I don’t know how old your father is or where he lived, but I remember quite clearly that my monthly allowance in primary school could buy me up to 6 solid tubers of yam with no sweet. Back then, 10 kobo bought you good solid bread. I lived in Lagos, and we bought bread directly from the bakery at 10 kobo each during the break or in the mornings.
The north was in charge of food in that country and they did a good job supplying the country. Problems started when government started paying too much attention to oil and less on farming.
So, yeah!! Ask him why he lied to you.
By the way, It was not just peanuts that came from the north back then. Wheat, Sorghum, Rice, Tomatoes, Onions, Yam, Cheese etc came from the northern states back then.
I didn't realise that southerners received free food allocation from the north in the past and my papa had the effrontery to complain about cost of yam and co. Thanx for exposing him; now , I need to ask him why he lied that he was paying for all those onions that came from the north when he received them free of charge.
On the other hand, if he was paying for the food stuff he bought; should he give special thanx to the trader who just took his money off him in exchange for food stuff ? Or maybe, next time he should just buy from the Cameroonian who realises the importance of his custom .
Very, very funny, the reason they stacked the pyramids that high was because the bloody things weren't selling quickly. On the subject of contributions pre oil boom. The south has always outperformed the north hands down because the cash crops planted in south namely palm oil, cocoa, rubber & palm kernel oil always fetched more than groundnuts on the international market.
So can we please stop peddling this nonsense about groundnut pyramids.
Lets assume that this assumption of the north being the food basket of the nation is correct and not propaganda like 'giant of africa', the north didn't give this food away free. The south worked hard and BOUGHT this food. It was not an act of charity nor was it the dependency / parasite syndrome that is currently being exhibited.
May be una food come from the north but my starch, banga soup and fresh fish nah Delta e come from!
A civil war is the reason why it is not possible for the south . but there are other reason.

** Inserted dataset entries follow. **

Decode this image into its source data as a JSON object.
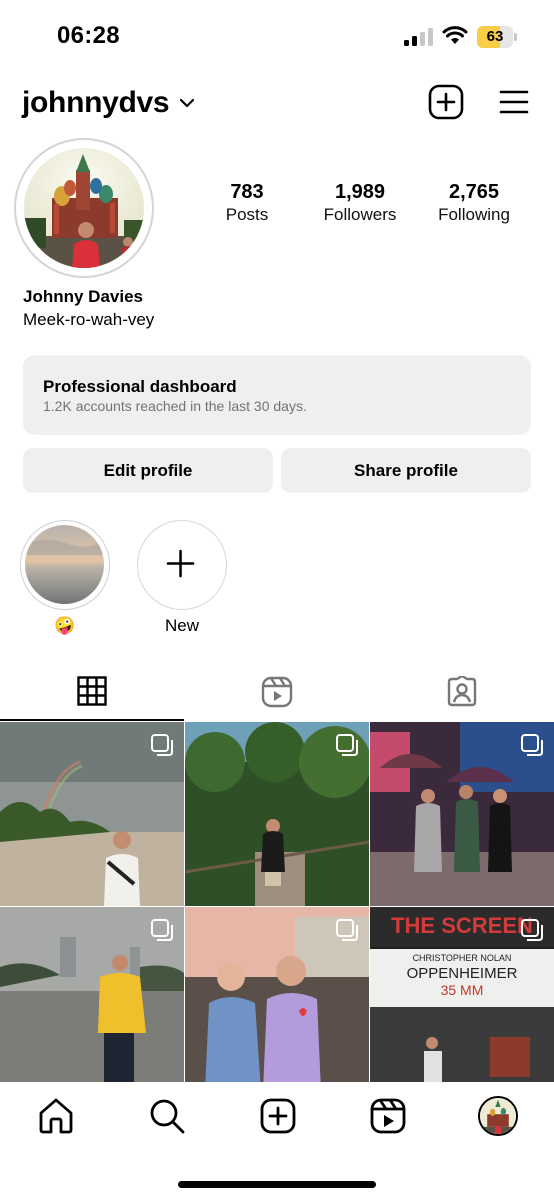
{
  "status_bar": {
    "time": "06:28",
    "battery_percent": "63",
    "battery_level": 0.63,
    "battery_color": "#f7ce46"
  },
  "header": {
    "username": "johnnydvs",
    "chevron_icon": "chevron-down-icon",
    "create_icon": "plus-square-icon",
    "menu_icon": "hamburger-menu-icon"
  },
  "profile": {
    "stats": [
      {
        "value": "783",
        "label": "Posts"
      },
      {
        "value": "1,989",
        "label": "Followers"
      },
      {
        "value": "2,765",
        "label": "Following"
      }
    ],
    "display_name": "Johnny Davies",
    "bio": "Meek-ro-wah-vey"
  },
  "dashboard": {
    "title": "Professional dashboard",
    "subtitle": "1.2K accounts reached in the last 30 days."
  },
  "buttons": {
    "edit_profile": "Edit profile",
    "share_profile": "Share profile"
  },
  "highlights": [
    {
      "label": "🤪"
    },
    {
      "label": "New"
    }
  ],
  "tabs": [
    {
      "name": "posts",
      "icon": "grid-icon",
      "active": true
    },
    {
      "name": "reels",
      "icon": "reels-icon",
      "active": false
    },
    {
      "name": "tagged",
      "icon": "tagged-person-icon",
      "active": false
    }
  ],
  "posts": [
    {
      "text": ""
    },
    {
      "text": ""
    },
    {
      "text": ""
    },
    {
      "text": ""
    },
    {
      "text": ""
    },
    {
      "marquee_top": "THE SCREEN",
      "marquee_line1": "CHRISTOPHER NOLAN",
      "marquee_line2": "OPPENHEIMER",
      "marquee_line3": "35 MM"
    }
  ],
  "bottom_nav": [
    {
      "icon": "home-icon"
    },
    {
      "icon": "search-icon"
    },
    {
      "icon": "create-icon"
    },
    {
      "icon": "reels-icon"
    },
    {
      "icon": "profile-avatar"
    }
  ]
}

Some ethnics group in the southern niger benue of nigeria may not want to go with the igbos too. alot of southerner do not trust the igbos.

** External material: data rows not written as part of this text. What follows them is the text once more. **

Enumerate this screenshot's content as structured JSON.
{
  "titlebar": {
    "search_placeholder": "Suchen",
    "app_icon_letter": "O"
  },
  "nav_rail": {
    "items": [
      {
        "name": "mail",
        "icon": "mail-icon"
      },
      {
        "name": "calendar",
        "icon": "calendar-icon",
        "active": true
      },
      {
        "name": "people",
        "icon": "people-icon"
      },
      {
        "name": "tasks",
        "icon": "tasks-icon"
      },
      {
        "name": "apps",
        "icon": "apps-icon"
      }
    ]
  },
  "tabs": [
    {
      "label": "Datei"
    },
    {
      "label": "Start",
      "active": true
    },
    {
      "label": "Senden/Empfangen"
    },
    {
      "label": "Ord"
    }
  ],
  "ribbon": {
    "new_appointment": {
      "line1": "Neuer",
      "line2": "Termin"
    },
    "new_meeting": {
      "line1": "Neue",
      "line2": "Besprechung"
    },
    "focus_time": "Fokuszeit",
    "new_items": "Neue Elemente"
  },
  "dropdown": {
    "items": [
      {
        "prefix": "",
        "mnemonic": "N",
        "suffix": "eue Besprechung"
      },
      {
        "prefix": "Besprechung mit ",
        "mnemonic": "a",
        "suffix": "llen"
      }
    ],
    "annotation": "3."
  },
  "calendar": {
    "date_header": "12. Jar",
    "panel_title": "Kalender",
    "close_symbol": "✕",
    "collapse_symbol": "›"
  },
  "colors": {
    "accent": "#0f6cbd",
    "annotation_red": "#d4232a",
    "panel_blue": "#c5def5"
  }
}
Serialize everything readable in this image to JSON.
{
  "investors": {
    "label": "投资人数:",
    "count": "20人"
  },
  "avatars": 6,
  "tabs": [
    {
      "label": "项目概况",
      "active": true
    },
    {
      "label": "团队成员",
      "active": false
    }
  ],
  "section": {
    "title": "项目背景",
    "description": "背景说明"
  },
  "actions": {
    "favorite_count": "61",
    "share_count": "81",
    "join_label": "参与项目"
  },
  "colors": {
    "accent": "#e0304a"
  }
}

But it is possible for the Yorubas, edo, delta and bayelsa to leave. because majority of northerner would approve it to make themself majority and have 70% of the oil.
something occurs to me while reading this post.
IF THE OIL IS IN THE NORTH, WHAT DO YOU THINK THE NORTH WOULD HAVE DONE?
I personally think they would have asked all of us to become muslim, they would impose sharia Law and tell us down south what they are willing to offer us, and we can either take or leave it, or even they don't want us to be part of Nigeria, espeially if they also have the sea.
Shame that we can't find out as it is the south that have the blessing or 'curse' (if you prefer to call it that) of having the oil and the sea.
I am sorry to say, that the Leadership being provided by the North and the Army, and their southern cronies/accomplices is pathetic and frankly disgraceful.
I will like to hear Nairaland opinions on IF SHOES WERE ON THE OTHER SIDE- AS IN OIL AND SEA IN THE NORTH WITH THEM HAVING BETTER EDUCATION!
OVER TO YOU GUYS AND GALS
Oil, and the North is afraid of becoming an impoverished, land locked desertified hellhole.
For what its worth, we are smart people (Nigerians), as Nigeria continues to democratically develop, we can use the North to extract much $$$ from the Arabs.
The north will become a cash cow for us, give it 20 years.
2 Words, OIL & GAS. - The petroleum in the south south produces 95% of the nations revenue.
All this stuff about constitution is mere lip service. With the current agitation, revenues have already fallen by 50%.
With regionalisation and resource control, there will be no need for the split, Nigeria will need to embrace economic diversification.